Karajan Salzburger Orchesterkonzerte
1957 was Herbert von Karajan’s first year as artistic director of the Salzburg Festival, and he was determined to leave the world in no doubt about his versatility as a conductor. Four orchestral concerts featured not only core works from the symphonic repertory but also music with which his name is nowadays only rarely associated. Above all, however, he imported the Berlin Philharmonic and divided the concerts between them and the Vienna Philharmonic, a body of players that had previously had no rivals in Salzburg.
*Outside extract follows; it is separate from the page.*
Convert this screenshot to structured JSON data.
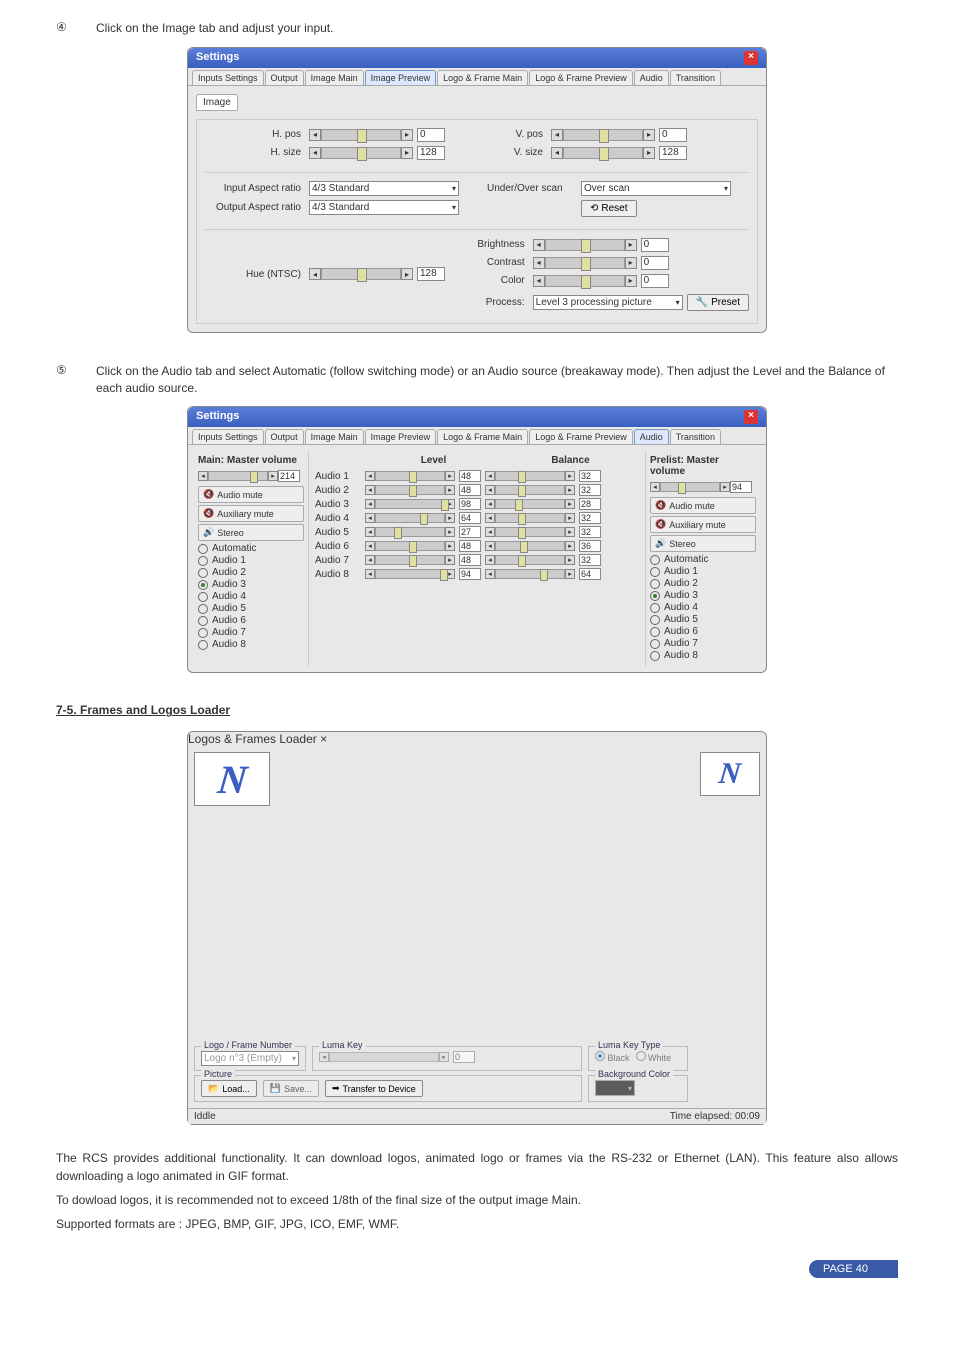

At the 1957 Festival’s opening concert, it was Vienna’s leading orchestra which, in keeping with tradition, performed Bruckner’s Eighth Symphony in a reading that was arguably more „earthy“ and less otherworldly than other performances under Karajan. In particular, the tone colours of the strings and winds, applied with particular assurance and power, enabled the conductor to achieve a sense of the greatest solemnity entirely commensurate with the occasion. The following day the Berlin Philharmonic and their principal conductor brought to an all-Mozart programme the virtuosic and lively interpretative style that orchestra and conductor shared. The programme on this occasion included the „Haffner“ and „Jupiter“ Symphonies and the C major Piano Concerto K 467 with Géza Anda as the soloist. For their second concert with Karajan, the Berliners returned to the Mozarteum – a venue that is nowadays hard to imagine as the setting for such an occasion – for a programme made up entirely of contemporary works, namely, the world première of the Symphonia parabolica by Theodor Berger, a pupil of Franz Schmidt and Erich Wolfgang Korngold, Gottfried von Einem’s Piano Concerto op. 20 and Honegger’s Symphonie liturgique, this last-named work in an interpretation that the conductor had the courage to invest with real emotional weight. Honegger’s symphony is very much a confessional work, allowing Karajan to forge a link between it and the piece that he conducted on 22 August in the Felsenreitschule: Brahms’s German Requiem. Here the Vienna Philharmonic was joined by the Vienna Singverein, a chorus that the conductor was to use in many of the great works of the choral repertory over a period of several decades, and by the two soloists Lisa Della Casa and Dietrich Fischer-Dieskau. The result was a performance whose very special qualities can perhaps be best appreciated only at a distance of half a century.